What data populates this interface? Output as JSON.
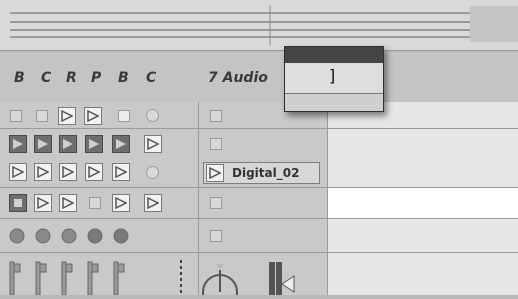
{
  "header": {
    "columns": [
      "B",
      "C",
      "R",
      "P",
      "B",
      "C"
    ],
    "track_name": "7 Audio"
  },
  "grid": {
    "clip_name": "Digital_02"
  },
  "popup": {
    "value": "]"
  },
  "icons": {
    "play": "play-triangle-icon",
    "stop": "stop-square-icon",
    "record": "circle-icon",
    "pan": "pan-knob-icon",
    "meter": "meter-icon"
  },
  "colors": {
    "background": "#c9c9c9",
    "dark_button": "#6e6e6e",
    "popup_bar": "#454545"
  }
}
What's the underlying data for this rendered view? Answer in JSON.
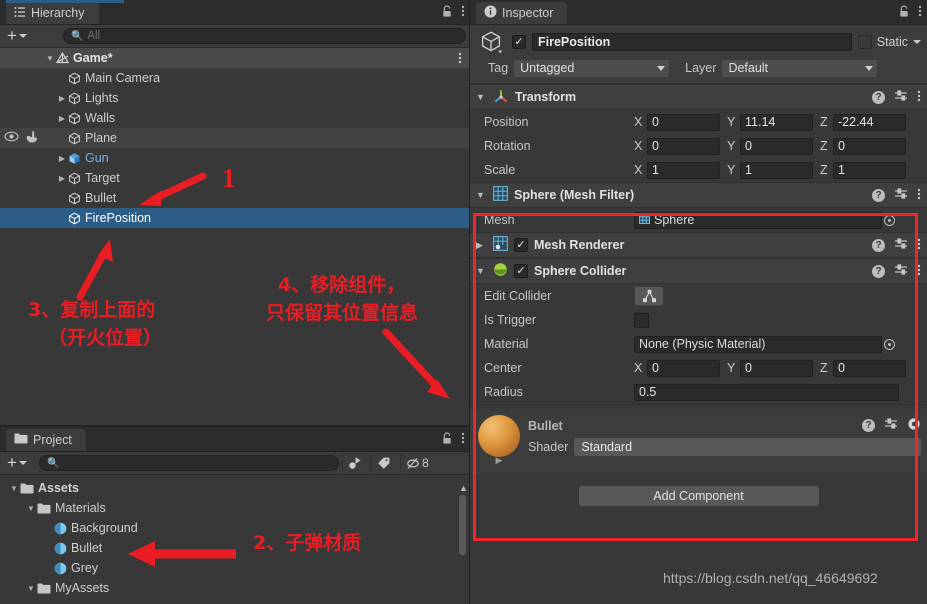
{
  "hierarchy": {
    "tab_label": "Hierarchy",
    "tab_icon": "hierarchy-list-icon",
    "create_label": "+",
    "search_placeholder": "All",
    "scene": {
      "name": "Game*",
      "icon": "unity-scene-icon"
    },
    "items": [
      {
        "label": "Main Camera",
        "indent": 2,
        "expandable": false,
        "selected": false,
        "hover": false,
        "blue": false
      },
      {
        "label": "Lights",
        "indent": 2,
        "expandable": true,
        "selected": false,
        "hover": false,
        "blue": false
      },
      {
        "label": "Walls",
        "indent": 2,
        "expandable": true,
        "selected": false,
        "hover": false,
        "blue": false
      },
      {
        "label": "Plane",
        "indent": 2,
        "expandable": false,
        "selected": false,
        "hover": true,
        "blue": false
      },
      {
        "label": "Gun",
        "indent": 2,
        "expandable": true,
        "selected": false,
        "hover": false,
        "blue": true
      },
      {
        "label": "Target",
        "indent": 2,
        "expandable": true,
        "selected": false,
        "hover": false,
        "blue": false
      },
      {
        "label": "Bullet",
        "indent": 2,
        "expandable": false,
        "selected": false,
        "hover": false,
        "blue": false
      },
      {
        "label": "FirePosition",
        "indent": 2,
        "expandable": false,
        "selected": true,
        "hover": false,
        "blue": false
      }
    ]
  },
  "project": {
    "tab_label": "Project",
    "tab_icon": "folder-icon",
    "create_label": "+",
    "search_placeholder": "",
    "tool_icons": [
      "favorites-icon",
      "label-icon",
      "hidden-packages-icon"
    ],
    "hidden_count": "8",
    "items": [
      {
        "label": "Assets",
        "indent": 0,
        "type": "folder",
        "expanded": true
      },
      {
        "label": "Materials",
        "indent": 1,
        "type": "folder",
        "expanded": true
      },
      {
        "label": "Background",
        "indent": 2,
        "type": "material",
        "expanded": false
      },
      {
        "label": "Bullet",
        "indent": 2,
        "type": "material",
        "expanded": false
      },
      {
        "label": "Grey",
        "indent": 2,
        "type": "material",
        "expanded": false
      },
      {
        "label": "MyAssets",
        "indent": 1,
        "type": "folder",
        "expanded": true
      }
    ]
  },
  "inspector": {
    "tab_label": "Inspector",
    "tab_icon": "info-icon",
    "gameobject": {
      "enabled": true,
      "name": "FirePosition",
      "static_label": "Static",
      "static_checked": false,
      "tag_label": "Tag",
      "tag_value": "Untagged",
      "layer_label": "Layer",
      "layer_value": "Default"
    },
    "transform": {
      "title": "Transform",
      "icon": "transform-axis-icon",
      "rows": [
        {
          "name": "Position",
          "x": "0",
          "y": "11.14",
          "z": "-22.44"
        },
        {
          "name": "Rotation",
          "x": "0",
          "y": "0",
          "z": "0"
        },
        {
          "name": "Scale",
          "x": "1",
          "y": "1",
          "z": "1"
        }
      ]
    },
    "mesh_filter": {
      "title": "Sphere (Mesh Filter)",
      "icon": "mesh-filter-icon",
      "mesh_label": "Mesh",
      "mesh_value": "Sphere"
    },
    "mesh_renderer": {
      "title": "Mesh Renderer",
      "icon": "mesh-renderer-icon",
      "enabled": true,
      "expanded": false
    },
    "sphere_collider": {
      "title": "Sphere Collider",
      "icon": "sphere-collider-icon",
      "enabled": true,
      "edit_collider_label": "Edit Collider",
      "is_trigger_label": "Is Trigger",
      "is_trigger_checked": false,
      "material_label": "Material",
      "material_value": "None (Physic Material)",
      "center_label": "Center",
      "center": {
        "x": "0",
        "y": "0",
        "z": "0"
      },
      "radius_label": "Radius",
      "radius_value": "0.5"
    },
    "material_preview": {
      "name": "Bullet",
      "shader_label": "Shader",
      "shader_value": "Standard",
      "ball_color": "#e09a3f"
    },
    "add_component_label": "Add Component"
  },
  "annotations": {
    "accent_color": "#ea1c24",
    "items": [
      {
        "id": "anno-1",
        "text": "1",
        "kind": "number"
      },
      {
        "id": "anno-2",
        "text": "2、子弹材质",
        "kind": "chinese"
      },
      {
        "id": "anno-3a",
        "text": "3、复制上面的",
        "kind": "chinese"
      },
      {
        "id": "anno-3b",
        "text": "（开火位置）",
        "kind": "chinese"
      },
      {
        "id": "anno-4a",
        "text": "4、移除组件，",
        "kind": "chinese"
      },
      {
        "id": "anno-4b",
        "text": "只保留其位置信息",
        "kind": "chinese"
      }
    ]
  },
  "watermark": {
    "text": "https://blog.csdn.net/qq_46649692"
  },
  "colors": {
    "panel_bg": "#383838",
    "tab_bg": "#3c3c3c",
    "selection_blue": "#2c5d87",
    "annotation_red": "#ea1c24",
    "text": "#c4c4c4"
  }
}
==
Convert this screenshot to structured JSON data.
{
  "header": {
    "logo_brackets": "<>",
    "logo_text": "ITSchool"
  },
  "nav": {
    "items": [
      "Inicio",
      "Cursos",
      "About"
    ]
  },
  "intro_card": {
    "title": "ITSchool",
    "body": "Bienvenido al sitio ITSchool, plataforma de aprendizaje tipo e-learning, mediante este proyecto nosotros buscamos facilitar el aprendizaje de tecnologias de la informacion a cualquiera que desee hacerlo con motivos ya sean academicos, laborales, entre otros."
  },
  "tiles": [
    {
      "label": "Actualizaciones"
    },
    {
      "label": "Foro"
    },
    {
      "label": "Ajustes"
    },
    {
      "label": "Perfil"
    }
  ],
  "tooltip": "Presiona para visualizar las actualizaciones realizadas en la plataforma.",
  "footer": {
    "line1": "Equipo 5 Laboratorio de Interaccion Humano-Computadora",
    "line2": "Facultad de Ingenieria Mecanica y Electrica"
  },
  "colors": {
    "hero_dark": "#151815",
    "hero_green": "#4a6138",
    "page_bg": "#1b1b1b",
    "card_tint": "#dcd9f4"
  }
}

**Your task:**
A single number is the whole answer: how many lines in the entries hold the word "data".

**Output below:**
3